Interface dataset entries
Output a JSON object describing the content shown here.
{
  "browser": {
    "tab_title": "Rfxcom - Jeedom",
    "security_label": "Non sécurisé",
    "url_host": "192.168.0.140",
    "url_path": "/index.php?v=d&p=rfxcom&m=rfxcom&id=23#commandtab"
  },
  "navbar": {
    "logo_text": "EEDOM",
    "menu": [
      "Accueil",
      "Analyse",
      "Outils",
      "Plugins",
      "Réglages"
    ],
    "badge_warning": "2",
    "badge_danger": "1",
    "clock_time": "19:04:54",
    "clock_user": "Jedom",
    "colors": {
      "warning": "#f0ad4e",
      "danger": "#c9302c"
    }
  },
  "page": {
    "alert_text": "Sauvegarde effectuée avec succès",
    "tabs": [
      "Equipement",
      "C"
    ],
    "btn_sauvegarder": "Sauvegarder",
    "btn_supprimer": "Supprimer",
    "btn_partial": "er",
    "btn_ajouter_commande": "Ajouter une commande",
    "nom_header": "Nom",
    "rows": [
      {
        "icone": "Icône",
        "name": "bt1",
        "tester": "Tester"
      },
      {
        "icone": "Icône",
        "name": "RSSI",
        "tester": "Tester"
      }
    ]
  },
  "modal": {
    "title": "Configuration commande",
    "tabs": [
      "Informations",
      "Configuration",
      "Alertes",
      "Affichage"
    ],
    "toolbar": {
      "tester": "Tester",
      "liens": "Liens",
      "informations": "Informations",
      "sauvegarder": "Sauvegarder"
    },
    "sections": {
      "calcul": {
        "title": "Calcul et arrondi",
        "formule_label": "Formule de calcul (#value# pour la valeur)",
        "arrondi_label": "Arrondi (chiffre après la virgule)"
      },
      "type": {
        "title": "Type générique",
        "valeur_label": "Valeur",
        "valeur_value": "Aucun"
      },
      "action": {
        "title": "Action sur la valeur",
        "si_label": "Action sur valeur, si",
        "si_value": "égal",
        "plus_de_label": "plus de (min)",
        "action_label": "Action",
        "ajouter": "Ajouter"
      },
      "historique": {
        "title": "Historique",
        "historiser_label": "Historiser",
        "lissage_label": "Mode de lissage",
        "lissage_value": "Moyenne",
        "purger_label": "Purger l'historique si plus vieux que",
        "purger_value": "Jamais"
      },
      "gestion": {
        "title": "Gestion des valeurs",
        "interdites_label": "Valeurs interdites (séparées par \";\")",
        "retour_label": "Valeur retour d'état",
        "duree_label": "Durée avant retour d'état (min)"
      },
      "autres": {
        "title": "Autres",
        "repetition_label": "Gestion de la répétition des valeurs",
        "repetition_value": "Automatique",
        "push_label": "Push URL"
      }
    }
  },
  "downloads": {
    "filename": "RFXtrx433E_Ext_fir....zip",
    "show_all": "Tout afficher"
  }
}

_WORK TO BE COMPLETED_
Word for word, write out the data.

_ANSWER SECTION_
Output a JSON object describing the content shown here.
{
  "browser": {
    "tab_title": "Rfxcom - Jeedom",
    "security_label": "Non sécurisé",
    "url_host": "192.168.0.140",
    "url_path": "/index.php?v=d&p=rfxcom&m=rfxcom&id=23#commandtab"
  },
  "navbar": {
    "logo_text": "EEDOM",
    "menu": [
      "Accueil",
      "Analyse",
      "Outils",
      "Plugins",
      "Réglages"
    ],
    "badge_warning": "2",
    "badge_danger": "1",
    "clock_time": "19:04:54",
    "clock_user": "Jedom",
    "colors": {
      "warning": "#f0ad4e",
      "danger": "#c9302c"
    }
  },
  "page": {
    "alert_text": "Sauvegarde effectuée avec succès",
    "tabs": [
      "Equipement",
      "C"
    ],
    "btn_sauvegarder": "Sauvegarder",
    "btn_supprimer": "Supprimer",
    "btn_partial": "er",
    "btn_ajouter_commande": "Ajouter une commande",
    "nom_header": "Nom",
    "rows": [
      {
        "icone": "Icône",
        "name": "bt1",
        "tester": "Tester"
      },
      {
        "icone": "Icône",
        "name": "RSSI",
        "tester": "Tester"
      }
    ]
  },
  "modal": {
    "title": "Configuration commande",
    "tabs": [
      "Informations",
      "Configuration",
      "Alertes",
      "Affichage"
    ],
    "toolbar": {
      "tester": "Tester",
      "liens": "Liens",
      "informations": "Informations",
      "sauvegarder": "Sauvegarder"
    },
    "sections": {
      "calcul": {
        "title": "Calcul et arrondi",
        "formule_label": "Formule de calcul (#value# pour la valeur)",
        "arrondi_label": "Arrondi (chiffre après la virgule)"
      },
      "type": {
        "title": "Type générique",
        "valeur_label": "Valeur",
        "valeur_value": "Aucun"
      },
      "action": {
        "title": "Action sur la valeur",
        "si_label": "Action sur valeur, si",
        "si_value": "égal",
        "plus_de_label": "plus de (min)",
        "action_label": "Action",
        "ajouter": "Ajouter"
      },
      "historique": {
        "title": "Historique",
        "historiser_label": "Historiser",
        "lissage_label": "Mode de lissage",
        "lissage_value": "Moyenne",
        "purger_label": "Purger l'historique si plus vieux que",
        "purger_value": "Jamais"
      },
      "gestion": {
        "title": "Gestion des valeurs",
        "interdites_label": "Valeurs interdites (séparées par \";\")",
        "retour_label": "Valeur retour d'état",
        "duree_label": "Durée avant retour d'état (min)"
      },
      "autres": {
        "title": "Autres",
        "repetition_label": "Gestion de la répétition des valeurs",
        "repetition_value": "Automatique",
        "push_label": "Push URL"
      }
    }
  },
  "downloads": {
    "filename": "RFXtrx433E_Ext_fir....zip",
    "show_all": "Tout afficher"
  }
}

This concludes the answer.